_DIRECTIONS FOR THIS TASK_: Word for word, return the entries listed below.

_INFORMATION PROVIDED_:
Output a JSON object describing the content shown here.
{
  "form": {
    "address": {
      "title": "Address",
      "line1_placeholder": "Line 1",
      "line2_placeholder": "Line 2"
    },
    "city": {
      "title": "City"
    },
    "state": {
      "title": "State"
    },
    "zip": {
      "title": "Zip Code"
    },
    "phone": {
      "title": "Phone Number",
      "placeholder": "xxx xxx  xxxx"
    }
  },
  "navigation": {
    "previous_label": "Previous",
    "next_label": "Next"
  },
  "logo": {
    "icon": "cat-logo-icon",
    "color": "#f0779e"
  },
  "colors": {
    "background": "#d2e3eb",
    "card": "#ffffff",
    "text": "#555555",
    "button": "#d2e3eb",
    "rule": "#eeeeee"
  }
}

_OUTPUT FOR THIS TASK_:
Output a JSON object describing the content shown here.
{
  "form": {
    "address": {
      "title": "Address",
      "line1_placeholder": "Line 1",
      "line2_placeholder": "Line 2"
    },
    "city": {
      "title": "City"
    },
    "state": {
      "title": "State"
    },
    "zip": {
      "title": "Zip Code"
    },
    "phone": {
      "title": "Phone Number",
      "placeholder": "xxx xxx  xxxx"
    }
  },
  "navigation": {
    "previous_label": "Previous",
    "next_label": "Next"
  },
  "logo": {
    "icon": "cat-logo-icon",
    "color": "#f0779e"
  },
  "colors": {
    "background": "#d2e3eb",
    "card": "#ffffff",
    "text": "#555555",
    "button": "#d2e3eb",
    "rule": "#eeeeee"
  }
}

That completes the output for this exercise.